Results of this trial have been anticipated for a long time. Women were enrolled between 2000 and 2008,” said Leif Ellisen, MD, PhD, Program Director of Breast Medical Oncology at Massachusetts General Hospital Cancer Center in Boston.
Regarding the survival advantage in triple-negative BRCA-positive breast cancer, Dr. Ellisen was not surprised. “We know that the outcome is better in BRCA-positive ovarian cancer with platinum-based chemotherapy because these women are platinum-sensitive. In the Prospective Study of Outcomes in Sporadic and Hereditary [POSH] trial, women with breast cancer were treated with standard-of-care treatment that did not include platinum, but there has been a sense that BRCA-positive breast cancers are chemosensitive.”
“The take-home message from the POSH trial is that by using breast cancer treatment that is still standard of care, patients with BRCA-positive breast cancer have outcomes that are not worse than BRCA-negative patients. BRCA-positive patients do not have to worry that their outcomes will be worse than BRCA-negative patients on standard chemotherapy when matched for stage and subtype,” he emphasized.
“Bilateral mastectomy is an increasing trend now among BRCA carriers. Studies show > 90% decrease in new breast cancers, but there is no practice-changing study showing a breast cancer–specific survival benefit or an overall survival benefit for bilateral mastectomy . The National Comprehensive Cancer Network® (NCCN®) guidelines are to discuss bilateral mastectomy with patients as an option to reduce the chances of developing breast cancer, and patients are informed that if they chose to preserve their breasts, there is a risk of additional breast cancers,” he said.
“This study did not address screening. Many young women who are known BRCA carriers are managed by oncologists. It is important that these women receive appropriate screening, as well as counseling regarding the pros and cons of risk-reducing mastectomy before they develop cancer” Dr. Ellisen said. ■
Disclosure: Dr. Ellisen reported no potential conflicts of interest.

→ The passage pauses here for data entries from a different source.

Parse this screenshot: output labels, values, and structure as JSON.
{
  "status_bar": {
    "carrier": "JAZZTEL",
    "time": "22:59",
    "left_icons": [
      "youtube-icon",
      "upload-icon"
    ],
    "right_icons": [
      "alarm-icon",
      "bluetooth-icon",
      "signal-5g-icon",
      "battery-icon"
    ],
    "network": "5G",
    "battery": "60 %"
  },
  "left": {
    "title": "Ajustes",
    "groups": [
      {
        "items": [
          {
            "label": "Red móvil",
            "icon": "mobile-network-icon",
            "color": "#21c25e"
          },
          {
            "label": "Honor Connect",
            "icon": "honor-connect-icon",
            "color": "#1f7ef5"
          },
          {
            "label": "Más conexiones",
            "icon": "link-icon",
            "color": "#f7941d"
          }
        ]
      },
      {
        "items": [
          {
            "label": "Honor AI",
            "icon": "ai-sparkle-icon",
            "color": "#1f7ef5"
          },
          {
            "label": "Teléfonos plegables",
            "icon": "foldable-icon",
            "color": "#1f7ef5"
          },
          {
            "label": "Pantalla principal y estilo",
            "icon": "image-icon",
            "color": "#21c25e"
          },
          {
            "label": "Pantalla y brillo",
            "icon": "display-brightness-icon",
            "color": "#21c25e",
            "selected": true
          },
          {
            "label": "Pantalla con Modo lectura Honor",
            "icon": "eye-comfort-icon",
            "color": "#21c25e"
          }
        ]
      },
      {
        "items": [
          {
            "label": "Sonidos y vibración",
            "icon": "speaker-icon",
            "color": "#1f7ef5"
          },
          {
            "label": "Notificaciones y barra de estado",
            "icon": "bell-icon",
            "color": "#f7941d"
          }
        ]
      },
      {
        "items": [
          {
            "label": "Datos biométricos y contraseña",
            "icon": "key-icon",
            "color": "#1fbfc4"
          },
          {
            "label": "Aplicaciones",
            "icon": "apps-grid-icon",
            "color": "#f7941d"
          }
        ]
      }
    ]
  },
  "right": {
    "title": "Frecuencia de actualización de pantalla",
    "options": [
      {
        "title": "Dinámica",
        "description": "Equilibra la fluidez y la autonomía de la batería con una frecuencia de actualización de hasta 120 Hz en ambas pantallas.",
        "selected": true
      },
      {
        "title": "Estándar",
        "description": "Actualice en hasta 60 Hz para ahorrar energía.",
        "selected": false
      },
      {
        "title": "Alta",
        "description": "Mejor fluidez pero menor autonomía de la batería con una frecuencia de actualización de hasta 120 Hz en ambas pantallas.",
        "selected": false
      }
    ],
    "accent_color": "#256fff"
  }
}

Young women who carry the BRCA1 and/or BRCA2 mutation and develop breast cancer seem to have similar survival compared with young women who have BRCA-negative breast cancer. However, women with BRCA-positive triple-negative breast cancer have an 11% survival advantage compared with those with...